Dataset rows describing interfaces
━━━━━━

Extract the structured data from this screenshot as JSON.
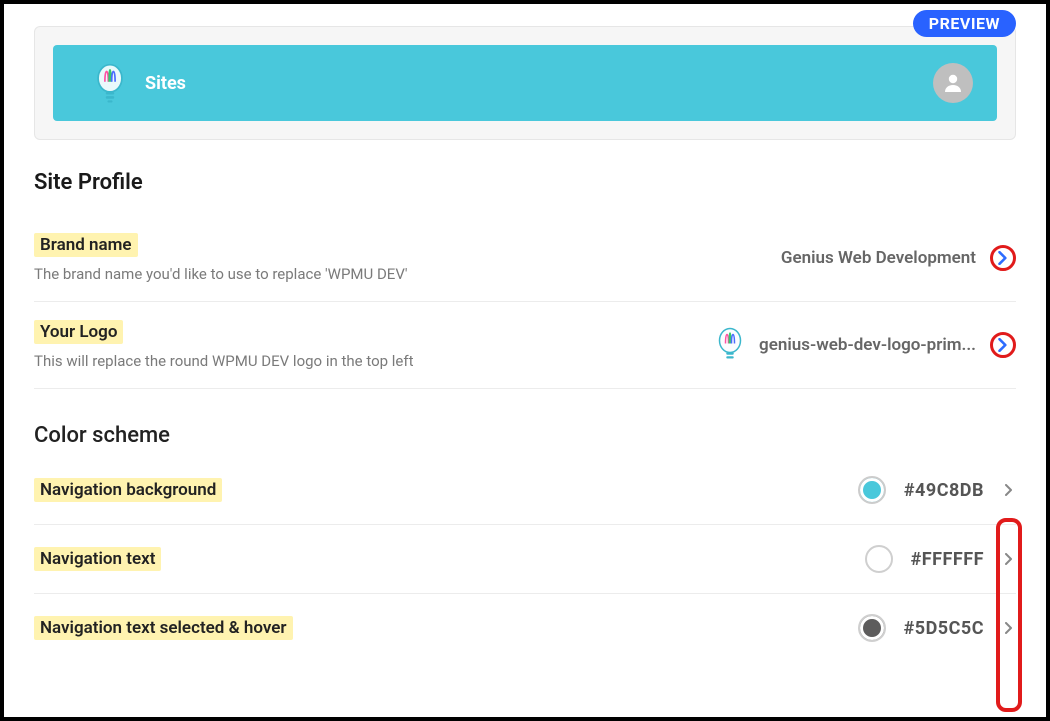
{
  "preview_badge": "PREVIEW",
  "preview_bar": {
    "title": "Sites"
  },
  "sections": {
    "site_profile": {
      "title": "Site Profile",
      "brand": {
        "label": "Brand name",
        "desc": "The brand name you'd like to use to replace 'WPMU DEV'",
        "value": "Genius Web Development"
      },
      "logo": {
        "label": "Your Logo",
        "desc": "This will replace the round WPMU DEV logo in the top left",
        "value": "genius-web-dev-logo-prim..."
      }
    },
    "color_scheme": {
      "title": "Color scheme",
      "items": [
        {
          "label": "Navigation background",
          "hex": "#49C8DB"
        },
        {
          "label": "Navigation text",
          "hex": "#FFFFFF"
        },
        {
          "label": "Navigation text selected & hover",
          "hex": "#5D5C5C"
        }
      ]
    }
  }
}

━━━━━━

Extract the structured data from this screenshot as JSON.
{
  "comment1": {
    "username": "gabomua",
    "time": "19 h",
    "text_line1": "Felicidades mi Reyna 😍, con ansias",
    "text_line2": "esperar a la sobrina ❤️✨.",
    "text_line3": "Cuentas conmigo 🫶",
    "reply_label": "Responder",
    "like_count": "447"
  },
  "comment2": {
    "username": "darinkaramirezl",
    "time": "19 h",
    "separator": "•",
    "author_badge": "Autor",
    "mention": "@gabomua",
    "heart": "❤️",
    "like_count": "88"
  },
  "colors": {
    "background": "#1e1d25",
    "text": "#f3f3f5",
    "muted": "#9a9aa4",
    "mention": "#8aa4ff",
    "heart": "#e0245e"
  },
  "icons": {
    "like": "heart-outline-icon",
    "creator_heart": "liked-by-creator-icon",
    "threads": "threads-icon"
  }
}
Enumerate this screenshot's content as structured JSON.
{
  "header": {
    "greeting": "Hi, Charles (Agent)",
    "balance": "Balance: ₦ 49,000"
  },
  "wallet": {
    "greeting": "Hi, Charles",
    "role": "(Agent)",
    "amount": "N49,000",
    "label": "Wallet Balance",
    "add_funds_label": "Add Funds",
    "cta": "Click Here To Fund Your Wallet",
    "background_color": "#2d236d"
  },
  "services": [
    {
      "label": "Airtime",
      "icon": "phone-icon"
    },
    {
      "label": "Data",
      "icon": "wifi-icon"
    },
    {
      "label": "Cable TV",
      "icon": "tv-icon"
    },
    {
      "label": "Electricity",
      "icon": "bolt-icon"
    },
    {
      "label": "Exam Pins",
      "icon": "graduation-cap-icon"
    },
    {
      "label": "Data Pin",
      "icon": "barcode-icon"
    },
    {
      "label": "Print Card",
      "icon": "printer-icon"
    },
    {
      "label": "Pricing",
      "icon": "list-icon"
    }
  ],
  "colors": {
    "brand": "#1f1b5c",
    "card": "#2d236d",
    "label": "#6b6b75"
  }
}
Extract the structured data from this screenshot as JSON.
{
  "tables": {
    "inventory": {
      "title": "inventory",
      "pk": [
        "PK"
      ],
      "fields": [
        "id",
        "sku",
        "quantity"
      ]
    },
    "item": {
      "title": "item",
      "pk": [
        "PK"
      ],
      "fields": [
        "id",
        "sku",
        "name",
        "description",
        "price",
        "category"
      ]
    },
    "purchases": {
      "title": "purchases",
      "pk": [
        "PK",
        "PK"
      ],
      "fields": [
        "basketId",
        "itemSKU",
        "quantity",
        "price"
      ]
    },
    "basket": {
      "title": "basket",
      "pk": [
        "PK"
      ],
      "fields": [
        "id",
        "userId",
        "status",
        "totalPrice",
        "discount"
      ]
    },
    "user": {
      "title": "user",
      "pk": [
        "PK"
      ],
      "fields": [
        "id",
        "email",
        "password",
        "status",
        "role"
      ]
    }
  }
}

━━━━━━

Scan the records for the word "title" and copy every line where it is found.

▶ **Finished exercise**:
    "title": "Sites"
      "title": "Site Profile",
      "title": "Color scheme",
      "title": "inventory",
      "title": "item",
      "title": "purchases",
      "title": "basket",
      "title": "user",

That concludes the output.